Your goal: Copy out the data below. Keep every word as it is.

Data extract:
----------------
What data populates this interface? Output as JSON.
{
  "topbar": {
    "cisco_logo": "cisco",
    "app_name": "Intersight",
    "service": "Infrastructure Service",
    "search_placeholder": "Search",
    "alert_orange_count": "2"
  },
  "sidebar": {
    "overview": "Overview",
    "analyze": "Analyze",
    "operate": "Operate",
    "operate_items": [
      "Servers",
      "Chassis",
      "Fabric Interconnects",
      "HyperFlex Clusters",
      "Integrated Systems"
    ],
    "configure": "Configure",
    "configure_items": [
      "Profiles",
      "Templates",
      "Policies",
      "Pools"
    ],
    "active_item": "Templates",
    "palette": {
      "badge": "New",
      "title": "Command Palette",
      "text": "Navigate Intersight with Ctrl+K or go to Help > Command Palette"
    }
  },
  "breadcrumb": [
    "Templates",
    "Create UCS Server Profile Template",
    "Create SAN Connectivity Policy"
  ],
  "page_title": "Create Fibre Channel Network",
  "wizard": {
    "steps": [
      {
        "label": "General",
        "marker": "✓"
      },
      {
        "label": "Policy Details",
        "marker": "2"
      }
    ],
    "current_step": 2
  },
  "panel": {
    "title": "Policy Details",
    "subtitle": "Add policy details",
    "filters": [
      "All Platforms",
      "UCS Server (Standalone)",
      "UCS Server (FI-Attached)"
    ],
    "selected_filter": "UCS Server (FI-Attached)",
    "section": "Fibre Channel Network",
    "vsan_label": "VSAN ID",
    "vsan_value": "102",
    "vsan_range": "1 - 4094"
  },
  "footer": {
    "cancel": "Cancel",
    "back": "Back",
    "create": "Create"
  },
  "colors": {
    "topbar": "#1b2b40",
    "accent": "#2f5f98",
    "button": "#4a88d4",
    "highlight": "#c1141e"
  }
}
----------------
Exercise output:
What data populates this interface? Output as JSON.
{
  "topbar": {
    "cisco_logo": "cisco",
    "app_name": "Intersight",
    "service": "Infrastructure Service",
    "search_placeholder": "Search",
    "alert_orange_count": "2"
  },
  "sidebar": {
    "overview": "Overview",
    "analyze": "Analyze",
    "operate": "Operate",
    "operate_items": [
      "Servers",
      "Chassis",
      "Fabric Interconnects",
      "HyperFlex Clusters",
      "Integrated Systems"
    ],
    "configure": "Configure",
    "configure_items": [
      "Profiles",
      "Templates",
      "Policies",
      "Pools"
    ],
    "active_item": "Templates",
    "palette": {
      "badge": "New",
      "title": "Command Palette",
      "text": "Navigate Intersight with Ctrl+K or go to Help > Command Palette"
    }
  },
  "breadcrumb": [
    "Templates",
    "Create UCS Server Profile Template",
    "Create SAN Connectivity Policy"
  ],
  "page_title": "Create Fibre Channel Network",
  "wizard": {
    "steps": [
      {
        "label": "General",
        "marker": "✓"
      },
      {
        "label": "Policy Details",
        "marker": "2"
      }
    ],
    "current_step": 2
  },
  "panel": {
    "title": "Policy Details",
    "subtitle": "Add policy details",
    "filters": [
      "All Platforms",
      "UCS Server (Standalone)",
      "UCS Server (FI-Attached)"
    ],
    "selected_filter": "UCS Server (FI-Attached)",
    "section": "Fibre Channel Network",
    "vsan_label": "VSAN ID",
    "vsan_value": "102",
    "vsan_range": "1 - 4094"
  },
  "footer": {
    "cancel": "Cancel",
    "back": "Back",
    "create": "Create"
  },
  "colors": {
    "topbar": "#1b2b40",
    "accent": "#2f5f98",
    "button": "#4a88d4",
    "highlight": "#c1141e"
  }
}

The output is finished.